As Capt. Stephen Green (retired) walks through the museum of the Canadian Scottish Regiment (Princess Mary’s) at the Bay Street Armoury, his pride in the regiment and its long history is apparent.
He points out the various artifacts on display in the museum, stressing that these are not just a collection of kilts, medals, swords and firearms. Rather, they are a testament to the more than 20,000 Greater Victoria residents who have been part of the regiment since its creation 100 years ago.
“These aren’t just souvenirs,” Green says. “These bits and pieces were used by real people.
“They carried these things with them, sometimes into battle. This is what’s left … and it helps us to remember the real people who sacrificed their talents, energy and often their lives to protect the country they loved.”
It’s appropriate that the selfless legacy of service and sacrifice to which Green refers is remembered on the 100th anniversary of the Canadian Scottish Regiment.
“When the regiment was formed in 1912, 200 men immediately volunteered. By 1914, when the Great War broke out, thousands had joined. This was at a time when … I’m not sure what the population of Victoria was … but it wasn’t very big. Yet all these men volunteered,” he says.
Photos of smiling soldiers and muddy battlefields are displayed in giant panels in the museum.
“These were very brave men,” Green says.
As a testament to that bravery, the museum also houses a host of medals and some of the 42 battle honours awarded to the regiment, including four Victoria Crosses, the nation’s highest military decoration for bravery. In an adjacent display case sits a large white cross, originally placed at Vimy Ridge, and a plaque that lists the names of the men of the regiment who fell in that battle.
As rich as the history of the regiment might be, Green says it’s not just the past that should be celebrated in its centennial year.
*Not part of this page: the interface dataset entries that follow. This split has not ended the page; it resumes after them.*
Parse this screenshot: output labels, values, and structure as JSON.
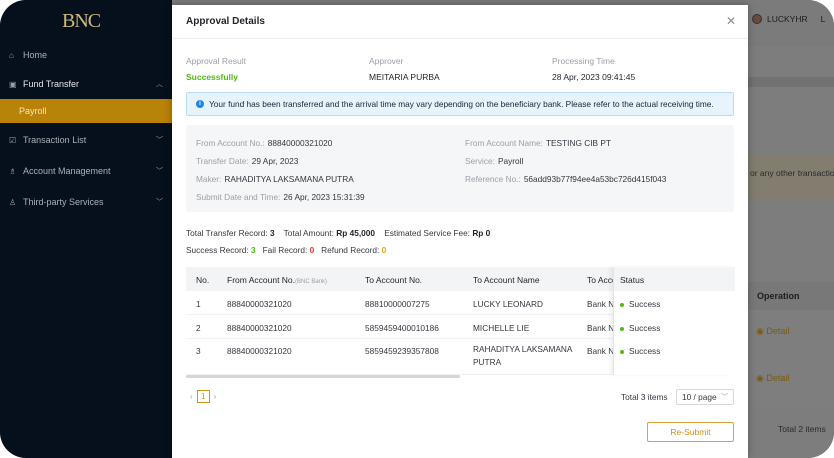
{
  "app": {
    "logo_text": "BNC",
    "accent_color": "#b88308"
  },
  "sidebar": {
    "items": [
      {
        "label": "Home",
        "icon": "home-icon"
      },
      {
        "label": "Fund Transfer",
        "icon": "transfer-icon",
        "expanded": true
      },
      {
        "label": "Payroll"
      },
      {
        "label": "Transaction List",
        "icon": "list-icon"
      },
      {
        "label": "Account Management",
        "icon": "account-icon"
      },
      {
        "label": "Third-party Services",
        "icon": "user-icon"
      }
    ]
  },
  "background": {
    "user": "LUCKYHR",
    "user_trail": "L",
    "notice_fragment": "or any other transactio",
    "operation_header": "Operation",
    "detail_link": "Detail",
    "total": "Total 2 items"
  },
  "modal": {
    "title": "Approval Details",
    "summary": {
      "result_label": "Approval Result",
      "result_value": "Successfully",
      "approver_label": "Approver",
      "approver_value": "MEITARIA PURBA",
      "time_label": "Processing Time",
      "time_value": "28 Apr, 2023 09:41:45"
    },
    "info_text": "Your fund has been transferred and the arrival time may vary depending on the beneficiary bank. Please refer to the actual receiving time.",
    "details": {
      "from_account_label": "From Account No.:",
      "from_account_value": "88840000321020",
      "from_name_label": "From Account Name:",
      "from_name_value": "TESTING CIB PT",
      "transfer_date_label": "Transfer Date:",
      "transfer_date_value": "29 Apr, 2023",
      "service_label": "Service:",
      "service_value": "Payroll",
      "maker_label": "Maker:",
      "maker_value": "RAHADITYA LAKSAMANA PUTRA",
      "reference_label": "Reference No.:",
      "reference_value": "56add93b77f94ee4a53bc726d415f043",
      "submit_label": "Submit Date and Time:",
      "submit_value": "26 Apr, 2023 15:31:39"
    },
    "totals": {
      "record_label": "Total Transfer Record:",
      "record_value": "3",
      "amount_label": "Total Amount:",
      "amount_value": "Rp 45,000",
      "fee_label": "Estimated Service Fee:",
      "fee_value": "Rp 0",
      "success_label": "Success Record:",
      "success_value": "3",
      "fail_label": "Fail Record:",
      "fail_value": "0",
      "refund_label": "Refund Record:",
      "refund_value": "0"
    },
    "table": {
      "headers": {
        "no": "No.",
        "from": "From Account No.",
        "from_sub": "(BNC Bank)",
        "to": "To Account No.",
        "to_name": "To Account Name",
        "to_bank": "To Acco",
        "status": "Status"
      },
      "rows": [
        {
          "no": "1",
          "from": "88840000321020",
          "to": "88810000007275",
          "to_name": "LUCKY LEONARD",
          "to_bank": "Bank Ne",
          "status": "Success"
        },
        {
          "no": "2",
          "from": "88840000321020",
          "to": "5859459400010186",
          "to_name": "MICHELLE LIE",
          "to_bank": "Bank Ne",
          "status": "Success"
        },
        {
          "no": "3",
          "from": "88840000321020",
          "to": "5859459239357808",
          "to_name": "RAHADITYA LAKSAMANA PUTRA",
          "to_bank": "Bank Ne",
          "status": "Success"
        }
      ]
    },
    "pagination": {
      "current": "1",
      "total": "Total 3 items",
      "page_size": "10 / page"
    },
    "resubmit_label": "Re-Submit"
  }
}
“The service continues – that’s the real story. This regiment is the embodiment of our community. It represents the commitment that our population has to standing by the principles of our freedom. They are all volunteers and always have been.”
At present, about 250 soldiers serve as reservists in the regiment, but they are anything but weekend warriors. They undergo constant training for the realities of today’s military, including the increasing incidence of urban warfare in civilian environments.
Members of the Canadian Scottish are also deployed to operations around the world. They leave their families and jobs behind to go off and serve.
More than 65 soldiers from the regiment have served in Afghanistan and in June of 2008, Capt. Robert Peel was awarded the Medal of Military Valour for action in that country.
“We’re proud of our past,” Green says. “But we’re just as proud of our soldiers today.”
Anniversary brings chances for public to join celebration
The Canadian Scottish Regiment’s 100th anniversary will offer various opportunities for people to share in its members’ pride. From Oct. 20 to Dec. 2, the Royal B.C. Museum is hosting a special display including the six Victoria Crosses associated with the regiment, and a host of pictures, uniforms and artifacts.
On Sunday, Oct. 21, the Regimental Church Parade will occur at Christ Church Cathedral in Victoria, followed by a wreath laying next door in Pioneer Square at noon. At 1:30 p.m. the full regiment, including members of the Pipes and Drums corps, will don full ceremonial highland uniforms and lead some 200 old guard (former) regimental soldiers and cadets from four Vancouver Island communities for presentation to Her Royal Highness Princess Alexandra.
After the Princess, who serves as the ceremonial Colonel-in-Chief of the regiment, inspects the troops, a Freedom of the City parade through downtown Victoria will happen at about 3 p.m.
More information on the 100th anniversary celebrations of the Canadian Scottish Regiment and details of its history can be found at cscotr100.ca.